Larry Goldings and Company Are Tuneful and Playful As Ever on 'Toy Tunes'
Larry Goldings and his jazz trio are back for round 12 for some of that sweet organ sound on Toy Tunes.
Larry Goldings / Peter Bernstein / Bill Stewart
4 May 2018
If Larry Goldings were to be abducted by aliens tomorrow, guaranteeing us that we all would never see him again, his name would be safely enshrined among the greats of jazz keyboard. At the age of 50, he's achieved a lot just in terms of collaborations. Toy Tunes, his 12th album with his organ trio, is another one for the books. Together with guitarist Peter Bernstein and drummer Bill Stewart, Goldings smoothly grooves through a healthy mix of originals and standards. These are probably the smoothest three guys that can play and still have their jazz qualify as "bop". Toy Tunes is so easy-going that it may escape your notice entirely if you're not tuned into what's happening between all those tapped beats and gently-plucked solos.
If you do pay attention, you are treated to some nice brain worms. "Fagen", written in honor of one-half of Steely Dan, has a melody that's almost too simple for jazz. What Bernstein contributes in terms of chordal work helps to keep it interesting, but it wasn't needed. "Fagen" is the kind of song that can get stuck in your head yet never annoy you. The Bill Stewart bluesy original "Don't Ever Call Me Again" is just as fun, if not a little more involved harmonically. The old standard "I'm in the Mood for Love" puts a spring in the album's step while keeping a sharp eye on the melody.
If you like things to be shaken up just a little, Goldings's trio has you covered with Carla Bley's "And Now the Queen". According to Goldings, Bley even let them borrow her original chart. The organ pedal is put to work at the beginning, setting Bernstein up for a tight-rope act where he needs to balance his rubato leads with Stewart's miscellaneous fills. It isn't nearly as chaotic as it sounds, a testimony to the trio's ability to hold things together through a challenging jazz piece. Bernstein's "Calm" sits in the shadow of Bley's piece, allowing Goldings to grow the sound from seed at the start. Bernstein's other piece, "Lullaby for B", is just as tranquil, if not more so.

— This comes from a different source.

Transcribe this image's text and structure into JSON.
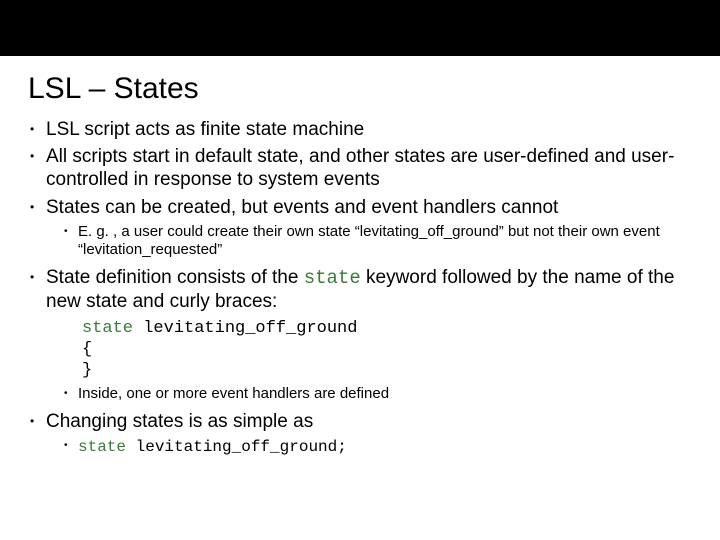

The album's name comes from a Wayne Shorter cover tucked away in the second half. Boiled down to a more chord-based rendition, "Toy Tunes" still manages to become another melodic standout. As far as solos are concerned, the trio's ability to play off of one another is about what you'd expect from a band that has jammed together for 27 years -- which is to say, pretty well.
Toy Tunes ends with a show tune, which feels appropriate since that genre's entire purpose is to get you humming their tunes for weeks on end. "Maybe" from Annie comes with a gentle swing and light embellishments. Bernstein carries the melody while Goldings is giving a soft, paraphrased version of what he's supposed to be doing. It is oddly subtle for a Broadway number, but Toy Tunes is pretty subtle as it is. If there were a baby in the middle of the recording studio during these sessions, I would be very surprised if they woke it. Even Stewart's solos come with a lilt, and that surely counts as a virtue somewhere, somehow.